Aronyan and Karjakin were dead-equal using three different tiebreaks (!). They were declared joint winners with “Shakh” third. Mamedaryov (+3,-1,=5) was favourite going into the last round. His loss to Gelfand let Aronyan and Karjakin catch up. It may be noted that the Azeri GM would have won with Bilbao scoring.
The Tal Memorial was, as always, followed by the VI monster World Blitz Championship, which is played at 3 minutes +2 seconds increment per move. The final is a 20-player mini-match round robin. The lowest rated was Boris Shavchenko (2632) and 16 players were 2700+. Carlsen was favourite on rating and rep.
Aronyan won with 24.5 (+20, =9, -9) ahead of Radjabov (24), Carlsen (23.5), Nakamura (21.5) Gelfand (21.5), etc. The video coverage was extraordinary with perfect ringside views of positions, facial tics and nervous fumbles. Anybody who thinks chess is slow, should check out the archives at http://video.russiachess.org .

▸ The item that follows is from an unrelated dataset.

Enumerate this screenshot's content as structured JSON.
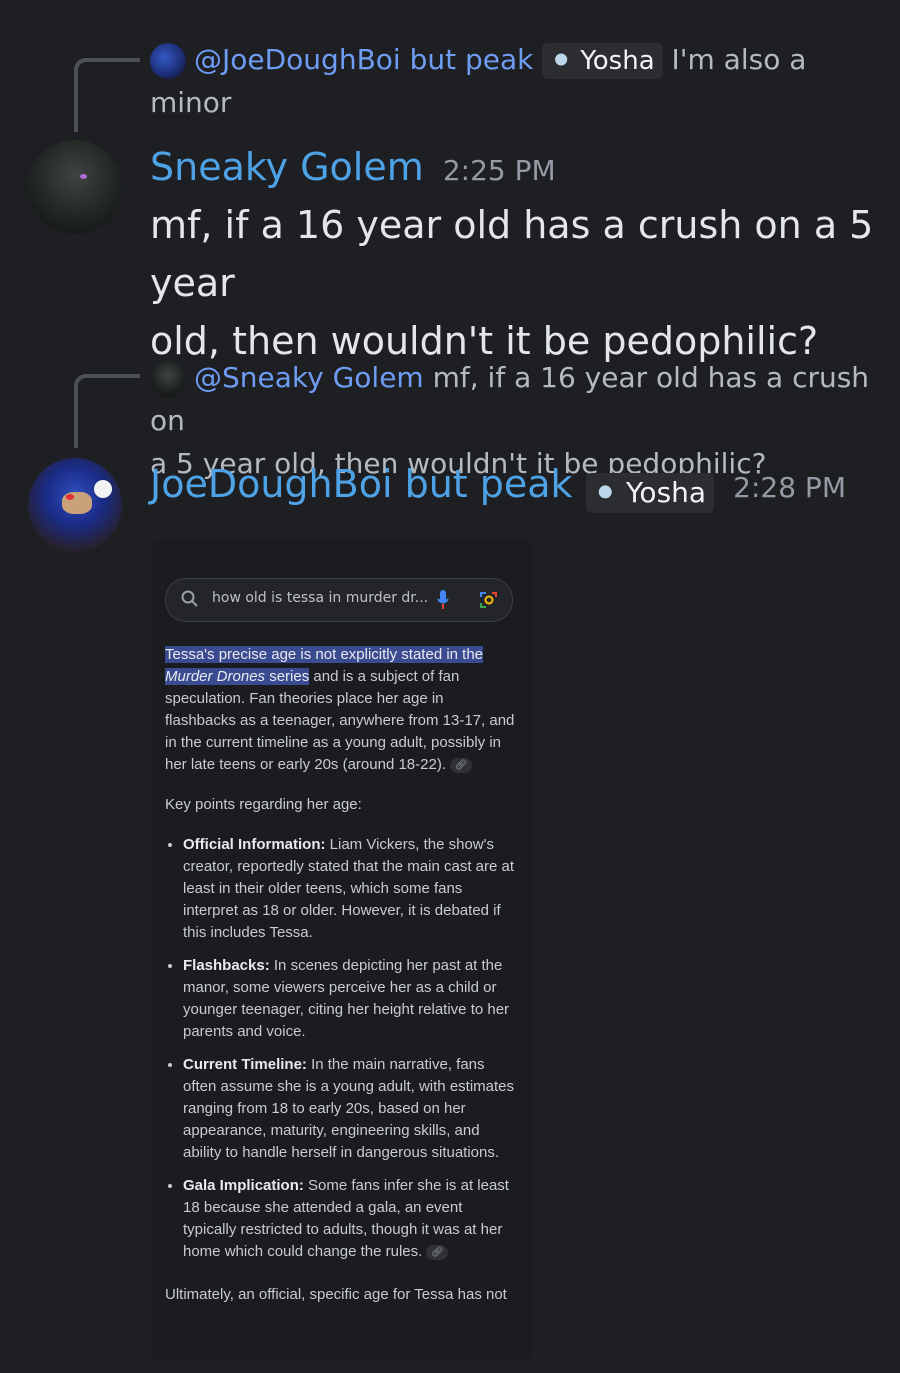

The Asiad is also on. It started with two 9-round Swiss individual rapids. That is followed by a standard team event. Kasimdzhanov and Le Quang Liem shared the men's rapid (7.5 points each) while Bu Xiangzhi and Murtaza Kazhgaleyev shared 3-4 on 6.5. Ganguly was the best Indian performer on 6.

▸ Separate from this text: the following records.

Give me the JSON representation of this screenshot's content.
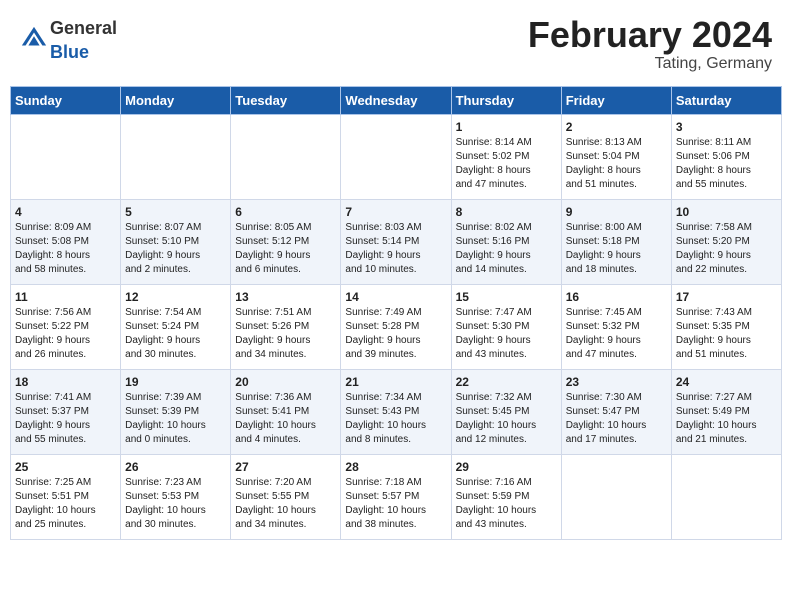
{
  "header": {
    "logo_general": "General",
    "logo_blue": "Blue",
    "title": "February 2024",
    "subtitle": "Tating, Germany"
  },
  "days_of_week": [
    "Sunday",
    "Monday",
    "Tuesday",
    "Wednesday",
    "Thursday",
    "Friday",
    "Saturday"
  ],
  "weeks": [
    [
      {
        "day": "",
        "info": ""
      },
      {
        "day": "",
        "info": ""
      },
      {
        "day": "",
        "info": ""
      },
      {
        "day": "",
        "info": ""
      },
      {
        "day": "1",
        "info": "Sunrise: 8:14 AM\nSunset: 5:02 PM\nDaylight: 8 hours\nand 47 minutes."
      },
      {
        "day": "2",
        "info": "Sunrise: 8:13 AM\nSunset: 5:04 PM\nDaylight: 8 hours\nand 51 minutes."
      },
      {
        "day": "3",
        "info": "Sunrise: 8:11 AM\nSunset: 5:06 PM\nDaylight: 8 hours\nand 55 minutes."
      }
    ],
    [
      {
        "day": "4",
        "info": "Sunrise: 8:09 AM\nSunset: 5:08 PM\nDaylight: 8 hours\nand 58 minutes."
      },
      {
        "day": "5",
        "info": "Sunrise: 8:07 AM\nSunset: 5:10 PM\nDaylight: 9 hours\nand 2 minutes."
      },
      {
        "day": "6",
        "info": "Sunrise: 8:05 AM\nSunset: 5:12 PM\nDaylight: 9 hours\nand 6 minutes."
      },
      {
        "day": "7",
        "info": "Sunrise: 8:03 AM\nSunset: 5:14 PM\nDaylight: 9 hours\nand 10 minutes."
      },
      {
        "day": "8",
        "info": "Sunrise: 8:02 AM\nSunset: 5:16 PM\nDaylight: 9 hours\nand 14 minutes."
      },
      {
        "day": "9",
        "info": "Sunrise: 8:00 AM\nSunset: 5:18 PM\nDaylight: 9 hours\nand 18 minutes."
      },
      {
        "day": "10",
        "info": "Sunrise: 7:58 AM\nSunset: 5:20 PM\nDaylight: 9 hours\nand 22 minutes."
      }
    ],
    [
      {
        "day": "11",
        "info": "Sunrise: 7:56 AM\nSunset: 5:22 PM\nDaylight: 9 hours\nand 26 minutes."
      },
      {
        "day": "12",
        "info": "Sunrise: 7:54 AM\nSunset: 5:24 PM\nDaylight: 9 hours\nand 30 minutes."
      },
      {
        "day": "13",
        "info": "Sunrise: 7:51 AM\nSunset: 5:26 PM\nDaylight: 9 hours\nand 34 minutes."
      },
      {
        "day": "14",
        "info": "Sunrise: 7:49 AM\nSunset: 5:28 PM\nDaylight: 9 hours\nand 39 minutes."
      },
      {
        "day": "15",
        "info": "Sunrise: 7:47 AM\nSunset: 5:30 PM\nDaylight: 9 hours\nand 43 minutes."
      },
      {
        "day": "16",
        "info": "Sunrise: 7:45 AM\nSunset: 5:32 PM\nDaylight: 9 hours\nand 47 minutes."
      },
      {
        "day": "17",
        "info": "Sunrise: 7:43 AM\nSunset: 5:35 PM\nDaylight: 9 hours\nand 51 minutes."
      }
    ],
    [
      {
        "day": "18",
        "info": "Sunrise: 7:41 AM\nSunset: 5:37 PM\nDaylight: 9 hours\nand 55 minutes."
      },
      {
        "day": "19",
        "info": "Sunrise: 7:39 AM\nSunset: 5:39 PM\nDaylight: 10 hours\nand 0 minutes."
      },
      {
        "day": "20",
        "info": "Sunrise: 7:36 AM\nSunset: 5:41 PM\nDaylight: 10 hours\nand 4 minutes."
      },
      {
        "day": "21",
        "info": "Sunrise: 7:34 AM\nSunset: 5:43 PM\nDaylight: 10 hours\nand 8 minutes."
      },
      {
        "day": "22",
        "info": "Sunrise: 7:32 AM\nSunset: 5:45 PM\nDaylight: 10 hours\nand 12 minutes."
      },
      {
        "day": "23",
        "info": "Sunrise: 7:30 AM\nSunset: 5:47 PM\nDaylight: 10 hours\nand 17 minutes."
      },
      {
        "day": "24",
        "info": "Sunrise: 7:27 AM\nSunset: 5:49 PM\nDaylight: 10 hours\nand 21 minutes."
      }
    ],
    [
      {
        "day": "25",
        "info": "Sunrise: 7:25 AM\nSunset: 5:51 PM\nDaylight: 10 hours\nand 25 minutes."
      },
      {
        "day": "26",
        "info": "Sunrise: 7:23 AM\nSunset: 5:53 PM\nDaylight: 10 hours\nand 30 minutes."
      },
      {
        "day": "27",
        "info": "Sunrise: 7:20 AM\nSunset: 5:55 PM\nDaylight: 10 hours\nand 34 minutes."
      },
      {
        "day": "28",
        "info": "Sunrise: 7:18 AM\nSunset: 5:57 PM\nDaylight: 10 hours\nand 38 minutes."
      },
      {
        "day": "29",
        "info": "Sunrise: 7:16 AM\nSunset: 5:59 PM\nDaylight: 10 hours\nand 43 minutes."
      },
      {
        "day": "",
        "info": ""
      },
      {
        "day": "",
        "info": ""
      }
    ]
  ]
}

In the women’s event, Hou Yifan (8.5) ran away while Zhao Xue (7.5) took silver and Harika (6.5) bronze. In the teams championship, both Indian squads harbour genuine medal hopes but PRC would of course, be top favourites. Both Indian teams started with first round wins.
The diagram White to Play (Karjakin Vs Kramnik, Tal Memorial 2010) is a modern classic despite one inaccuracy from the winner. 19.f5! Bxg5 20.fxg6 Rxe3 21.gxf7+?. The engines say 21. Qxc4 is better with a winning attack after 21.--Bxh4 22. Bxd3.
Play continued 21...Kf8 22.Qxc4 Rxe2? Black might defend with 22. --Bxh4 23. Bxd3 Bf6. Though it’s unpleasant he can fight for Qd4. 23.hxg5 Qxg5. Now white finishes with a deadly accurate sequence of 24.Qxd3 Qe3 25.Qh7 Qe4 26.Qg8+! Ke7 27.Qxg7 Qxc2+ 28.Ka1 Rf8 29.Rhf1 Rd2 30.Rfe1+ Re2 31.Qc3! Kxf7 32.Qf3 + (1-0). One lacks the space to annotate moves 24-32 but it’s worth an hour’s study. This is a great exploitation of an exposed king with heavy pieces. Black never gets enough counter-play but superb calculation is required to ensure that.
Devangshu Datta is an internationally-rated chess and correspondence chess player